I was an advocate then and I’m an advocate now; and it just happens that we may start to see a uniquely mathematical approach to crime fighting courtesy of an Edmonton Transit security analyst Stephane Contré, and his technology. Contré’s software, called Daily Crime Forecast, uses an algorithm to assess crime incident reports from existing data to pinpoint where and when future crimes are likely to occur.
At first instance it sounds like a pipe dream to be placed along stock market predicting algorithms and time machines; you can’t predict human behaviour, and you can’t predict social systems. But Contré’s software has tested incredibly well.
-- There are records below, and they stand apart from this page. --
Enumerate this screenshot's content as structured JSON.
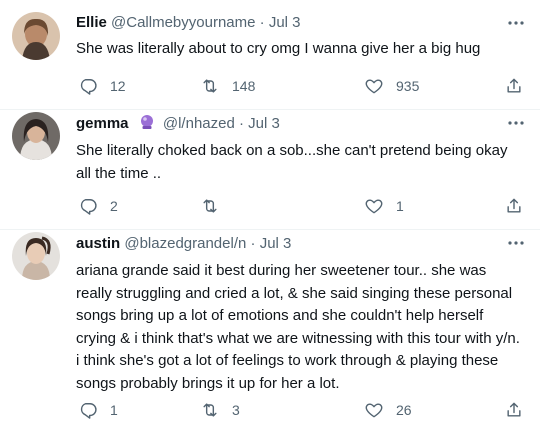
{
  "tweets": [
    {
      "name": "Ellie",
      "handle": "@Callmebyyourname",
      "separator": "·",
      "date": "Jul 3",
      "text": "She was literally about to cry omg I wanna give her a big hug",
      "replies": "12",
      "retweets": "148",
      "likes": "935",
      "avatar_color": "#c9a98f",
      "avatar_icon": "avatar-photo"
    },
    {
      "name": "gemma",
      "name_emoji": "crystal-ball-icon",
      "handle": "@l/nhazed",
      "separator": "·",
      "date": "Jul 3",
      "text": "She literally choked back on a sob...she can't pretend being okay all the time ..",
      "replies": "2",
      "retweets": "",
      "likes": "1",
      "avatar_color": "#3b3b3b",
      "avatar_icon": "avatar-photo"
    },
    {
      "name": "austin",
      "handle": "@blazedgrandel/n",
      "separator": "·",
      "date": "Jul 3",
      "text": "ariana grande said it best during her sweetener tour.. she was really struggling and cried a lot, & she said singing these personal songs bring up a lot of emotions and she couldn't help herself crying & i think that's what we are witnessing with this tour with y/n. i think she's got a lot of feelings to work through & playing these songs probably brings it up for her a lot.",
      "replies": "1",
      "retweets": "3",
      "likes": "26",
      "avatar_color": "#d8d4d0",
      "avatar_icon": "avatar-photo"
    }
  ],
  "colors": {
    "text_primary": "#0f1419",
    "text_secondary": "#536471",
    "divider": "#eff3f4"
  }
}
Edmonton Transit has been testing it for over two years now and since its introduction, officer initiated calls (calls from an officer who is already at the scene of a situation) rose by 159% while reactive calls (when an officer has to be dispatched to deal with a situation) dropped by 52%. I’m reminded of watching Kate Monday and George Frankly (calculators drawn) elucidating the concept of triangulation to predict the location of a yet to happen car theft. Technology can indeed help us be in the right place at the right time, most of the time, to address crime.
Contré, who has been working with the assistance of the Edmonton-based Northern Alberta Institute of Technology and its novaNAIT centre for applied research and technology transfer, is now poised to go commercial, and he has piqued the interest of an American police agency, as well as the Canadian Military. The US Military may even trexplore the use of his technology to tackle the devastating challenge of Improvised Explosive Devices (IEDs).
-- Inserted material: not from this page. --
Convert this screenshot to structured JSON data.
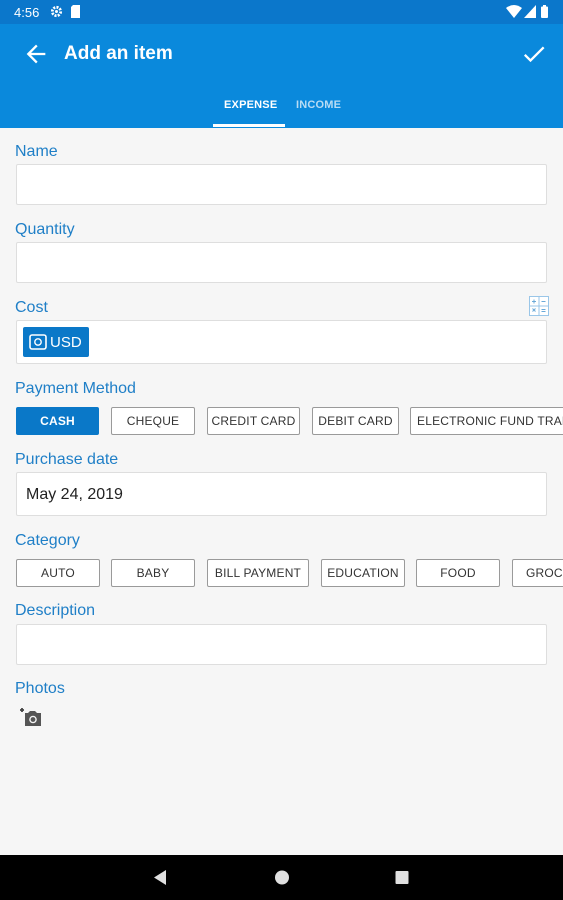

“Ultimately,” Contré said, “I would like my product to help communities increase the safety and security of their citizens and provide a better quality of life for all by effectively targeting crime.”
More on this story can be found at Troy Media Corporation